-- Data supplied follows --

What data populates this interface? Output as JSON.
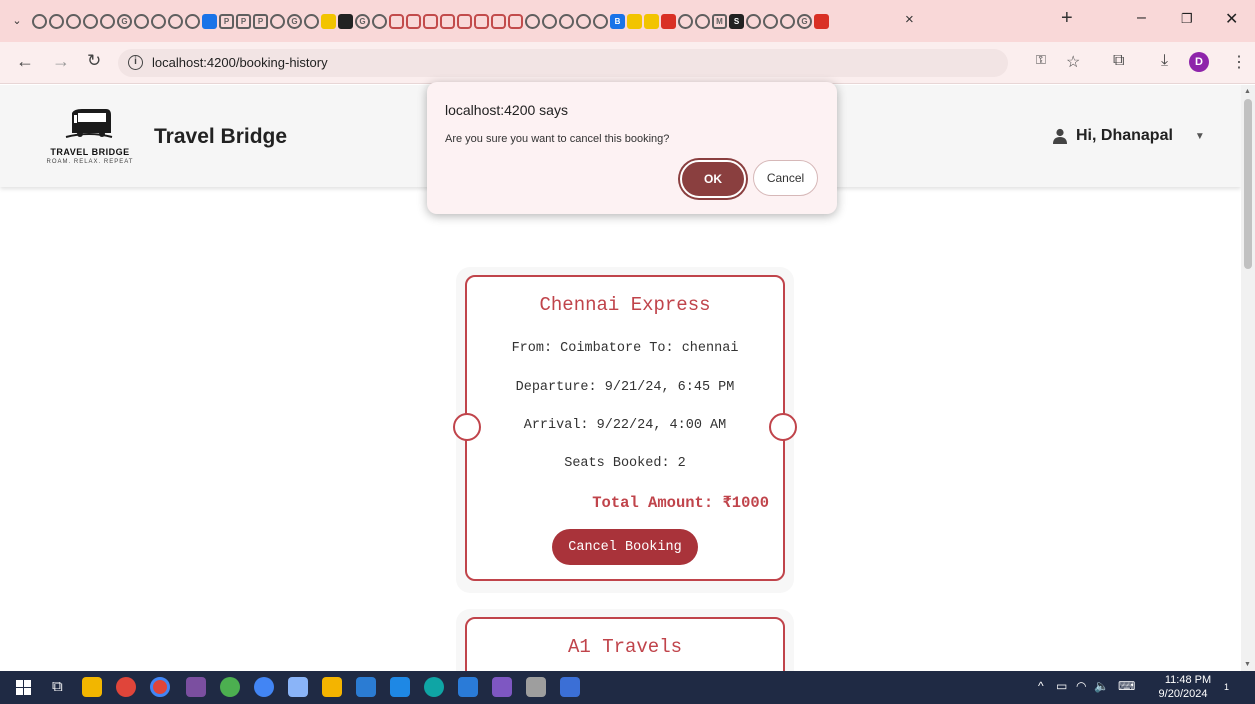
{
  "browser": {
    "url": "localhost:4200/booking-history",
    "tab_close_glyph": "×",
    "new_tab_glyph": "+",
    "favicon_letters": [
      "G",
      "P",
      "P",
      "P",
      "G",
      "G",
      "B",
      "M",
      "S",
      "G"
    ],
    "profile_initial": "D"
  },
  "header": {
    "logo_name": "TRAVEL BRIDGE",
    "logo_tagline": "ROAM. RELAX. REPEAT",
    "brand_title": "Travel Bridge",
    "user_greeting": "Hi, Dhanapal"
  },
  "bookings": [
    {
      "bus_name": "Chennai Express",
      "route": "From: Coimbatore To: chennai",
      "departure": "Departure: 9/21/24, 6:45 PM",
      "arrival": "Arrival: 9/22/24, 4:00 AM",
      "seats": "Seats Booked: 2",
      "total": "Total Amount: ₹1000",
      "cancel_label": "Cancel Booking"
    },
    {
      "bus_name": "A1 Travels"
    }
  ],
  "dialog": {
    "title": "localhost:4200 says",
    "message": "Are you sure you want to cancel this booking?",
    "ok_label": "OK",
    "cancel_label": "Cancel"
  },
  "taskbar": {
    "time": "11:48 PM",
    "date": "9/20/2024",
    "notification_count": "1"
  },
  "colors": {
    "accent": "#c0444b",
    "button": "#a9333a",
    "dialog_ok": "#8a3f3f",
    "tabstrip": "#f9d8d8",
    "taskbar": "#1f2a44"
  }
}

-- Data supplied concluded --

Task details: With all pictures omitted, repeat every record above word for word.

Answer:
What data populates this interface? Output as JSON.
{
  "browser": {
    "url": "localhost:4200/booking-history",
    "tab_close_glyph": "×",
    "new_tab_glyph": "+",
    "favicon_letters": [
      "G",
      "P",
      "P",
      "P",
      "G",
      "G",
      "B",
      "M",
      "S",
      "G"
    ],
    "profile_initial": "D"
  },
  "header": {
    "logo_name": "TRAVEL BRIDGE",
    "logo_tagline": "ROAM. RELAX. REPEAT",
    "brand_title": "Travel Bridge",
    "user_greeting": "Hi, Dhanapal"
  },
  "bookings": [
    {
      "bus_name": "Chennai Express",
      "route": "From: Coimbatore To: chennai",
      "departure": "Departure: 9/21/24, 6:45 PM",
      "arrival": "Arrival: 9/22/24, 4:00 AM",
      "seats": "Seats Booked: 2",
      "total": "Total Amount: ₹1000",
      "cancel_label": "Cancel Booking"
    },
    {
      "bus_name": "A1 Travels"
    }
  ],
  "dialog": {
    "title": "localhost:4200 says",
    "message": "Are you sure you want to cancel this booking?",
    "ok_label": "OK",
    "cancel_label": "Cancel"
  },
  "taskbar": {
    "time": "11:48 PM",
    "date": "9/20/2024",
    "notification_count": "1"
  },
  "colors": {
    "accent": "#c0444b",
    "button": "#a9333a",
    "dialog_ok": "#8a3f3f",
    "tabstrip": "#f9d8d8",
    "taskbar": "#1f2a44"
  }
}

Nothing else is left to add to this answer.